Context: Russell-Silver syndrome (RSS), characterized by intrauterine and postnatal growth retardation, dysmorphic features, and frequent body asymmetry, spares cranial growth. Maternal uniparental disomy for chromosome 7 (mUPD7) is found in 5-10% of cases. We identified loss of methylation (LOM) of 11p15 Imprinting Center Region 1 (ICR1) domain (including IGF-II) as a mechanism leading to RSS.
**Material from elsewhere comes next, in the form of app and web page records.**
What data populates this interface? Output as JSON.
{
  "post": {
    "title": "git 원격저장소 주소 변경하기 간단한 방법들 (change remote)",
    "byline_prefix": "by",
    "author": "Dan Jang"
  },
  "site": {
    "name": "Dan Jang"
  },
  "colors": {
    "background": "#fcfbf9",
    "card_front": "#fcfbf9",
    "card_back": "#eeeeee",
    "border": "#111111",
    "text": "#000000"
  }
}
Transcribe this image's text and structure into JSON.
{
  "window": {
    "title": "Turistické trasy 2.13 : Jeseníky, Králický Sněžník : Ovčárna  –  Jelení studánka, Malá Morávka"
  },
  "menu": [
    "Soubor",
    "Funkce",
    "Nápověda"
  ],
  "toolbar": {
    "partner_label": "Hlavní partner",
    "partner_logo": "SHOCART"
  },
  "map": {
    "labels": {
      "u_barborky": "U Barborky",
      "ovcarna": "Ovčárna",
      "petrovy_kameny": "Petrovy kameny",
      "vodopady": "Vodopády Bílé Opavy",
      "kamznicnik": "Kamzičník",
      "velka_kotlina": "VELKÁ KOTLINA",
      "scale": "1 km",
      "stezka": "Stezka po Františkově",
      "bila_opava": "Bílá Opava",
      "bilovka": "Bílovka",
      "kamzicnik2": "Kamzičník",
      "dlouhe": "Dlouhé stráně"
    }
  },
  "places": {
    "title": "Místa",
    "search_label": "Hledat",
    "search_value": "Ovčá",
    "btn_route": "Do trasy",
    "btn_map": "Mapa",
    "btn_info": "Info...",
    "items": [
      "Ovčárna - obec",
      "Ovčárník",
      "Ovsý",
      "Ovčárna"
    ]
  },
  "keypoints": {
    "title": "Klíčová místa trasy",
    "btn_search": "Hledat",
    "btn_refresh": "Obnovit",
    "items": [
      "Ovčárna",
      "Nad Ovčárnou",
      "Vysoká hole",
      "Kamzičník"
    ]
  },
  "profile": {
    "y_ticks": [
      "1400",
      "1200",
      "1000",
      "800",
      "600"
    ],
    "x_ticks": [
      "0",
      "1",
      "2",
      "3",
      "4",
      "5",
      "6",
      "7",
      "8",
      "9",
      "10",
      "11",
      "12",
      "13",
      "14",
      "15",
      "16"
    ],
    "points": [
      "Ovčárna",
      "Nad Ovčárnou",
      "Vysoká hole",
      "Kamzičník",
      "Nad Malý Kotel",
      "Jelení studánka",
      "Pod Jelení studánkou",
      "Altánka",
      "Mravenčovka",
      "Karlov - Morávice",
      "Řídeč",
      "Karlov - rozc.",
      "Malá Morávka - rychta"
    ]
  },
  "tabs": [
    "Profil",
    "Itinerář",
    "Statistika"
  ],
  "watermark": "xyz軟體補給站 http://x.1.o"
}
Objective: The aim was to screen for 11p15 epimutation and mUPD7 in RSS and non-RSS small-for-gestational-age (SGA) patients and identify epigenetic-phenotypic correlations. STUDIED POPULATION AND METHODS: A total of 127 SGA patients were analyzed. Clinical diagnosis of RSS was established when the criterion of being SGA was associated with at least three of five criteria: postnatal growth retardation, relative macrocephaly, prominent forehead, body asymmetry, and feeding difficulties. Serum IGF-II was evaluated for 82 patients.
Results: Of the 127 SGA patients, 58 were diagnosed with RSS; 37 of these (63.8%) displayed partial LOM of the 11p15 ICR1 domain, and three (5.2%) had mUPD7. No molecular abnormalities were found in the non-RSS SGA group (n = 69). Birth weight, birth length, and postnatal body mass index (BMI) were lower in the abnormal 11p15 RSS group (ab-ICR1-RSS) than in the normal 11p15 RSS group [-3.4 vs.-2.6 SD score (SDS), -4.4 vs.-3.4 SDS, and -2.5 vs.-1.6 SDS, respectively; P < 0.05]. Among RSS patients, prominent forehead, relative macrocephaly, body asymmetry, and low BMI were significantly associated with ICR1 LOM. All ab-ICR1-RSS patients had at least four of five criteria of the scoring system. Postnatal IGF-II levels were within normal values.
Conclusion: The 11p15 ICR1 epimutation is a major, specific cause of RSS exhibiting failure to thrive. We propose a clinical scoring system (including a BMI < -2 SDS), highly predictive of 11p15 ICR1 LOM, for the diagnosis of RSS.